To keep every cog and wheel is the first precaution of intelligent tinkering. – aldo leopold
It’s migration season according to the sun. According to the foul Wisconsin weather we’ve been having, it feels more like January. This cold weather means that a lot of birds are coming to or through Wisconsin and finding no open water in which to land or feed. Although it’s not great for them, most will do just fine until warmer weather arrives. In fact, it looks to start really warming up in just a few days. Now, the one upside of the cold, is that it’s a lot easier for camera crazy folks like me to find the birds. Practically all you need to do is find some open water. If you can do that, you’re likely to find ducks, geese, swans and a whole menagerie of other animals out there!
Personally, our 2014 animal adventure kicked off here in Wisconsin in mid-February when we were lucky enough to find a Snowy Owl sitting on a silo just about 30 minutes south of home. From the beginning of March it has felt like we have tripped and stumbled into a National Geographic special! I can’t recall ever seeing so many animals at one time so close to home. So far we’ve seen many, many sandhill cranes just about a mile from our house. Since we live in the hometown of the International Crane Foundation, we would certainly hope to see some cranes, but this year has been ridiculous!
There have been hordes not herds, but hordes of whitetail deer roaming every bit of rural countryside and open farm field in the Baraboo hills area. I’ve never seen so many deer in my life as I’ve been seeing nearly every time I have ventured outside!
A few evenings ago we went over to Mirror Lake State Park which is about a 20 minute drive from our house. There, on the open water of Dell Creek, we saw a variety of ducks, geese, mute swans, and yes, even more sandhill cranes. We had a great opportunity to take a million photographs in the warm glow of the evening sun. Then, when we were just about to turn away from the shoreline and go home, a muskrat popped its head out of the water and posed for a couple of shots. Sweet!
Now yesterday we took the hour or so drive up to Necedah National Wildlife Refuge. Of course, the downside was that the water is still pretty much still frozen.

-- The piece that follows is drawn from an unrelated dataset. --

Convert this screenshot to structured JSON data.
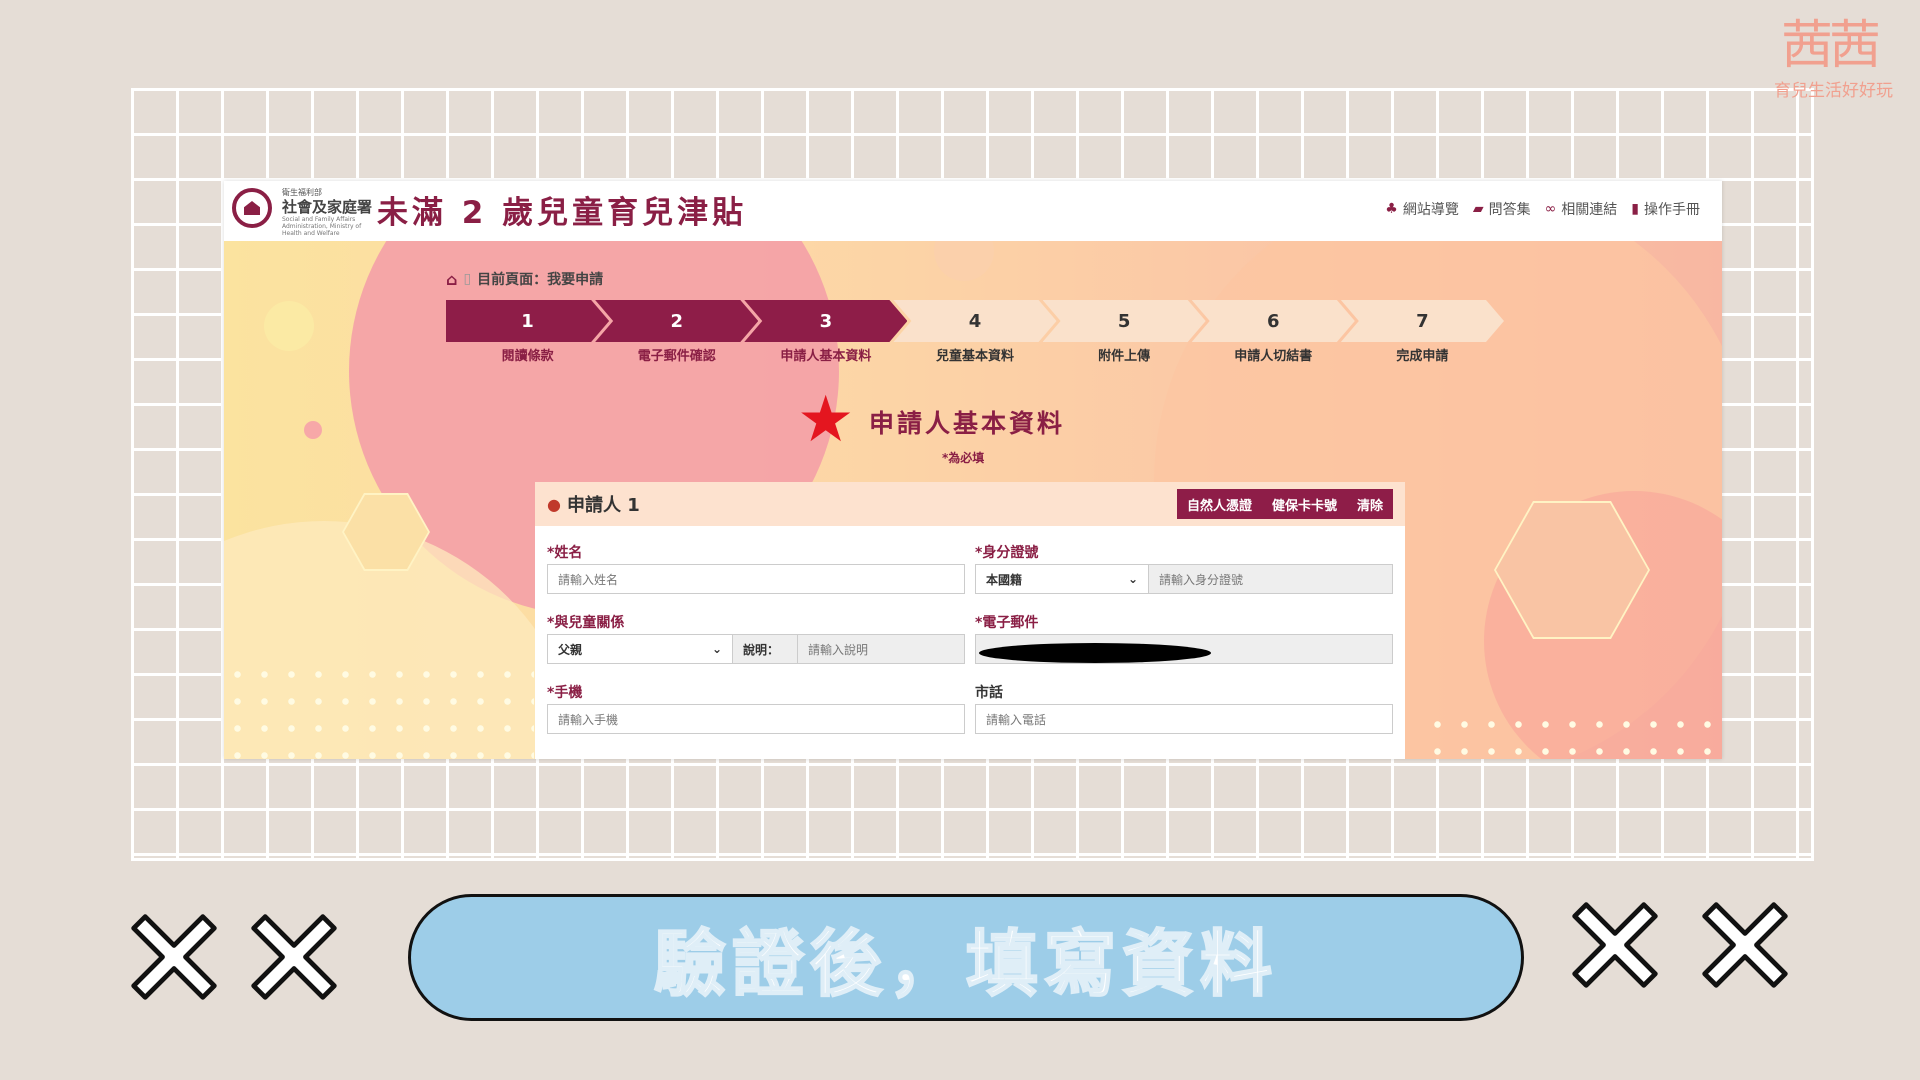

So much so, that we assumed we’d get no reward for our trip. We were happily mistaken. While out testing our Jeep’s traction on the rough, icy & muddy roads of the refuge, we happened upon a pair of Trumpeter swans! (See the above image). At one time Trumpters were rare in Wisconsin. These days it’s estimated that there are from 80 to 100 mating pairs in the state. This pair was taking advantage of a small whole in the ice and seemed rather unconcerned about the voyeurs in the jeep. On the way home from this excursion we also caught a bit of time with a Bald Eagle who had perched along the road. It seems we spend a lot of time parked along side roads recently!!
So far though, the coolest “birdy” experiences I’ve had this spring involve our local Great Blue Heron. It was about a week ago when I saw the first heron standing beside the road in a small, but open stream. Knowing that at least one heron had returned, we took a drive over to the rookery at Devil’s Lake State Park. When we arrived we found the very first two heron high in the sky and scoping out the forest, looking for a place to nest. They had to be the first two heron of the 2014 season to arrive at the Devil’s Lake rookery. How cool is that?
Now just this morning while driving near Merrimac (Just south of Baraboo), I saw two more Great Blue Heron sitting on a log. I pulled over to take a few pictures. I watched another heron flay off into the distance from the other side of the pond. As I followed him back I saw something totally amazing. There had to have been 50 or more heron standing at the far bank of the small pond!! I’d never seen so many on the ground at one time! (See the picture here)
Now, you might think from this post that I’m a “birder” type. I’m not really. I find my love of nature is more “big picture”. As a photographer I’m into landscapes. I love weather, clouds, forests, sunsets, thunderstorms, big water and wild weather. Animals, birds and insects I love because they are an integral part of this big, sensual world. If we lose our wildlife in all its diversity, then the whole of the world will soon follow. Still, I have to say I’m enjoying the bird-centric way this spring has rolled out. I’m enjoying being more in touch with the annual migration here in Wisconsin. The birds are reminding me that spring is here.. even if the weather, for the moment, says otherwise!
If you’d like to see more pictures from this year’s animal adventures, have a look at our “Critters” Pinterest collection or follow our Skillet Creek Media Facebook page for daily pics and posts from right here in central Wisconsin.